Assignment: Search the material for "screenshot" and copy each line in which it is found.

Data:

● ● ●

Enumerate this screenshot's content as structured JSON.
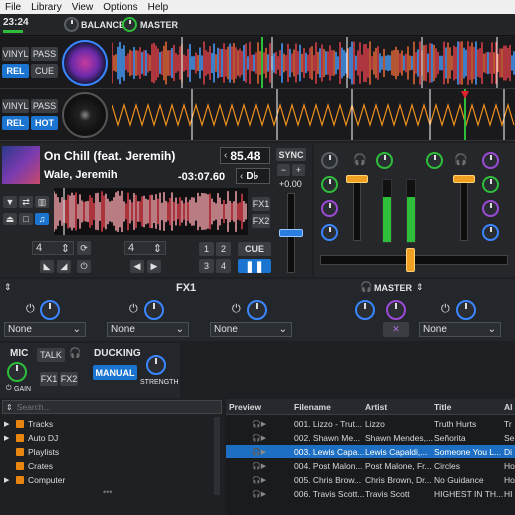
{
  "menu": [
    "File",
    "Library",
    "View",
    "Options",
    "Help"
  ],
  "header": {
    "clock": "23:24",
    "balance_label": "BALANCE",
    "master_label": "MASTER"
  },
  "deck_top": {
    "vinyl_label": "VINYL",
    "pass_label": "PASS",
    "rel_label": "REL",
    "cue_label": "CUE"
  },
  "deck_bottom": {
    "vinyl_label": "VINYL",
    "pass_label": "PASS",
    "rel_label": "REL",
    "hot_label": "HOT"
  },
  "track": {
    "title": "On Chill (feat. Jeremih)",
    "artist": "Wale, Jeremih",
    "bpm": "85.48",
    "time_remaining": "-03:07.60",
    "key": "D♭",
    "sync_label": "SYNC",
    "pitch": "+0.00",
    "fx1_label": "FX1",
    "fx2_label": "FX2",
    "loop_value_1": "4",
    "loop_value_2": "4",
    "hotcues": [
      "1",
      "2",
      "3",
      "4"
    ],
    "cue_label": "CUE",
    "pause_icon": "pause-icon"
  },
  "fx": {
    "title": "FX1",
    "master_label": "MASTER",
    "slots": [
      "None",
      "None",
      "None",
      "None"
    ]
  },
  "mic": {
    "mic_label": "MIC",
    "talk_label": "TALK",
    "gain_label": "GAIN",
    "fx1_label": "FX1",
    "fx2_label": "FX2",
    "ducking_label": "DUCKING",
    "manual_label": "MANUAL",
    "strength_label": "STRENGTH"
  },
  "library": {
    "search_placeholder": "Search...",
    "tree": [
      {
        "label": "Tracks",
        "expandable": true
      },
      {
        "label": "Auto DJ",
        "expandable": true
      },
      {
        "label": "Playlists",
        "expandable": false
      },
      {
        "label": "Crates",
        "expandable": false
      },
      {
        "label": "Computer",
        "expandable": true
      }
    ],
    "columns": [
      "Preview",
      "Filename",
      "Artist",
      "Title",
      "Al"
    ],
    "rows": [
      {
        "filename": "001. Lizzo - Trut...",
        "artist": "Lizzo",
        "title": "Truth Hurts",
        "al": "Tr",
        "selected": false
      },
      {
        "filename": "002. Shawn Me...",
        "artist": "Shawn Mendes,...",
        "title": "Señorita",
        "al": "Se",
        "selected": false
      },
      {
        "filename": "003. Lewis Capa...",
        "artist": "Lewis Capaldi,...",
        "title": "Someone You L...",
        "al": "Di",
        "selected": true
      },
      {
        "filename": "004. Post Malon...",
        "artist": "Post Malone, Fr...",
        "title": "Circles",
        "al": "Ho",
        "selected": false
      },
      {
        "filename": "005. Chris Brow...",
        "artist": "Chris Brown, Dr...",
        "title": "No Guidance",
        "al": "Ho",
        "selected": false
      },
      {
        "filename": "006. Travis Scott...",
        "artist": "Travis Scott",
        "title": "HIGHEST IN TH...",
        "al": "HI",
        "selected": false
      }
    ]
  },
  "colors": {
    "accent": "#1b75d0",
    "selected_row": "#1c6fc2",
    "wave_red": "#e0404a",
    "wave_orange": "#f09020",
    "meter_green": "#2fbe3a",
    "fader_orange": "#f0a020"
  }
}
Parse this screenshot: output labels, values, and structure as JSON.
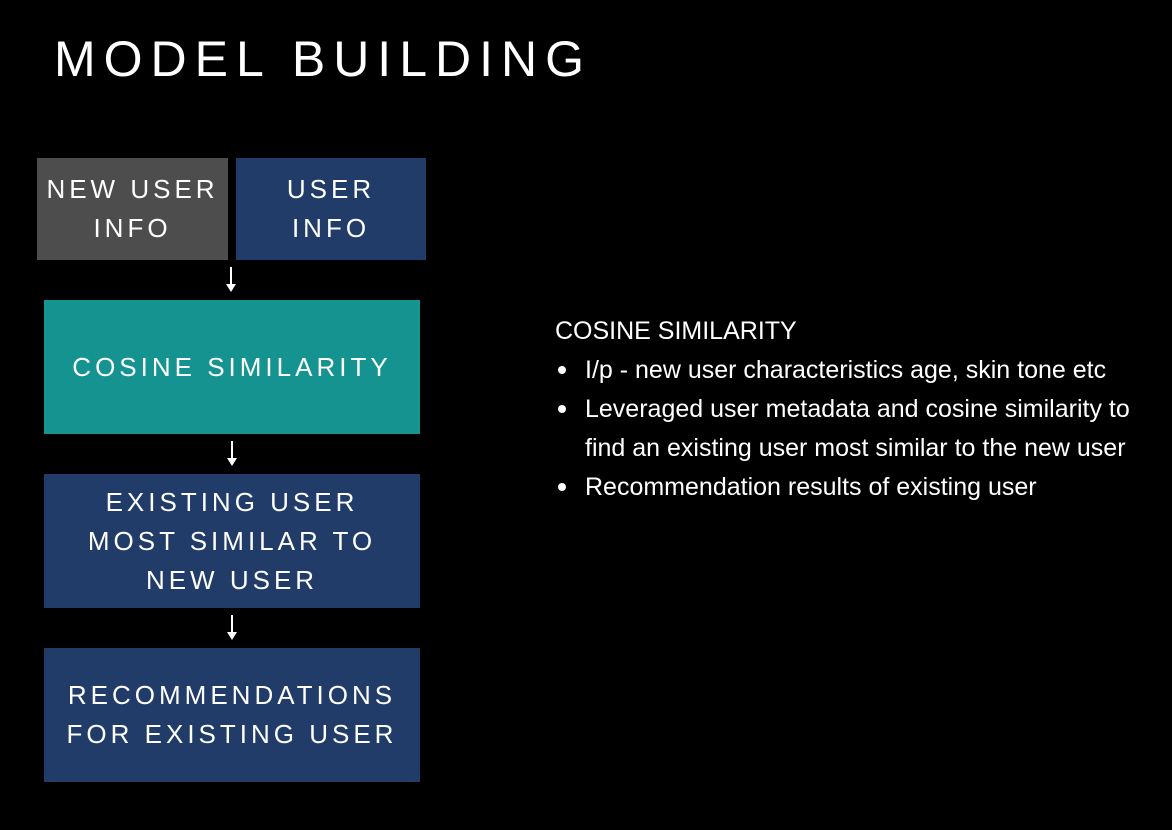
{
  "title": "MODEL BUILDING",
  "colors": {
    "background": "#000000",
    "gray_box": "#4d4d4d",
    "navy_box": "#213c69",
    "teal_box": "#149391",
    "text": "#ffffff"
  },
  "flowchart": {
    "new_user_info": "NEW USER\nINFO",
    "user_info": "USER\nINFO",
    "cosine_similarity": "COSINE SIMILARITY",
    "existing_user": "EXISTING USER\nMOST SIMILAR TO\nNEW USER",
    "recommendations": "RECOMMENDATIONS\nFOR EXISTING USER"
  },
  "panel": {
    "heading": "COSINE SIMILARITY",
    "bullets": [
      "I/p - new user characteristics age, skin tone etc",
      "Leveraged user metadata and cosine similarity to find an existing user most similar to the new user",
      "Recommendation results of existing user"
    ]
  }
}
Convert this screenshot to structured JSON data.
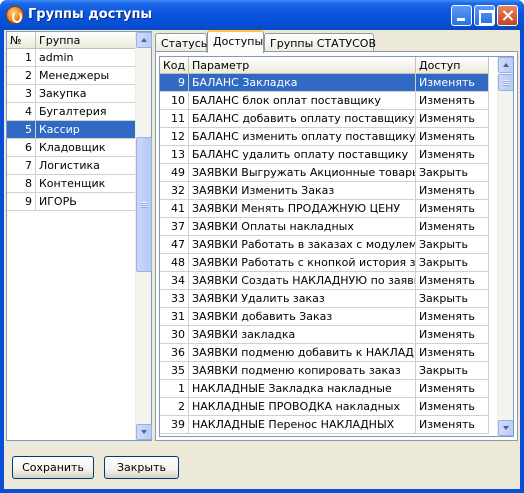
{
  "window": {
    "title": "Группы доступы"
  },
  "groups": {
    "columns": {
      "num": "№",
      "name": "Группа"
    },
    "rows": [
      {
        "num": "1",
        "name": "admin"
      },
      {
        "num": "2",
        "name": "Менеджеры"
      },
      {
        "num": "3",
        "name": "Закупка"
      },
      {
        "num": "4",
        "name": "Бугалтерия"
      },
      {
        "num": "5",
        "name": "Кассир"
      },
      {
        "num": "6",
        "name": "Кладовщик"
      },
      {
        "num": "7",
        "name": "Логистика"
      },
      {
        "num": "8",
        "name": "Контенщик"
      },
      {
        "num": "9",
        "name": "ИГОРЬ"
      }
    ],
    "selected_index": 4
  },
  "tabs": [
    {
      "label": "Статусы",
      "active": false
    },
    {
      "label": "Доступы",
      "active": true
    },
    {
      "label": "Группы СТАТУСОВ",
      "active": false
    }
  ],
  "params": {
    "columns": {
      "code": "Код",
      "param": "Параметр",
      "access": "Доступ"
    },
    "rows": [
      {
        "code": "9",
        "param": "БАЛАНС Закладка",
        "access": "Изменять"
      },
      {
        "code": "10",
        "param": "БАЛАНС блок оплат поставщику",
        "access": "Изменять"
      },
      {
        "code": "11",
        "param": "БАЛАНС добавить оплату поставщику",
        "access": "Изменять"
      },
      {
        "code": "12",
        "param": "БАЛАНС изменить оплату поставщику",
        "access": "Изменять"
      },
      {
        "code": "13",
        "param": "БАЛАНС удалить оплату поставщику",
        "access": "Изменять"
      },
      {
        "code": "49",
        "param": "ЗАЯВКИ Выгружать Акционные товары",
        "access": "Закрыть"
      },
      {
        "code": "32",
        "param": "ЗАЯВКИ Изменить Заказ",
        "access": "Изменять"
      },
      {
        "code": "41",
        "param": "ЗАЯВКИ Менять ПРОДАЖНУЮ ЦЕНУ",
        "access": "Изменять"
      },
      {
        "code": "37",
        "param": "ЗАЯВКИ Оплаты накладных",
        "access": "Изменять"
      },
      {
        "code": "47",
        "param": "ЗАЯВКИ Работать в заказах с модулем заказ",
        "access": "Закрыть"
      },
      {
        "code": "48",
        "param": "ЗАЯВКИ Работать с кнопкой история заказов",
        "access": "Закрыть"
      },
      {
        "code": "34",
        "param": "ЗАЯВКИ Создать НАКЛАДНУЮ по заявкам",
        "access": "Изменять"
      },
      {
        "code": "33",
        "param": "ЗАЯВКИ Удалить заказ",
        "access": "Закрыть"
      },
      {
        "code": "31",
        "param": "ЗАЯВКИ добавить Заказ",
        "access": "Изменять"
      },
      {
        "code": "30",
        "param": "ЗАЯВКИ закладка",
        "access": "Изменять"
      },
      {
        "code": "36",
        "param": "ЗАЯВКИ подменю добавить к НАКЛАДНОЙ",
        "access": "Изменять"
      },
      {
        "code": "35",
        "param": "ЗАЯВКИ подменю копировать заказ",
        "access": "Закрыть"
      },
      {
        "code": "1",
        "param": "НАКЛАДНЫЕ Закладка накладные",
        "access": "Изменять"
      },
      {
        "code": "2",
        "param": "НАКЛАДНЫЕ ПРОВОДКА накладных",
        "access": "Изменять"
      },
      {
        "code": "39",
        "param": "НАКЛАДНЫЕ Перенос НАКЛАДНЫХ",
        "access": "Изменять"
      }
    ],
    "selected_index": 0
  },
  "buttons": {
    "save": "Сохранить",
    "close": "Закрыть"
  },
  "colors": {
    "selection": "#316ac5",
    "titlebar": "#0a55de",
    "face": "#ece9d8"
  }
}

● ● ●

Result for this task:
Enumerate this screenshot's content as structured JSON.
Parse this screenshot: output labels, values, and structure as JSON.
Convert this screenshot to structured JSON data.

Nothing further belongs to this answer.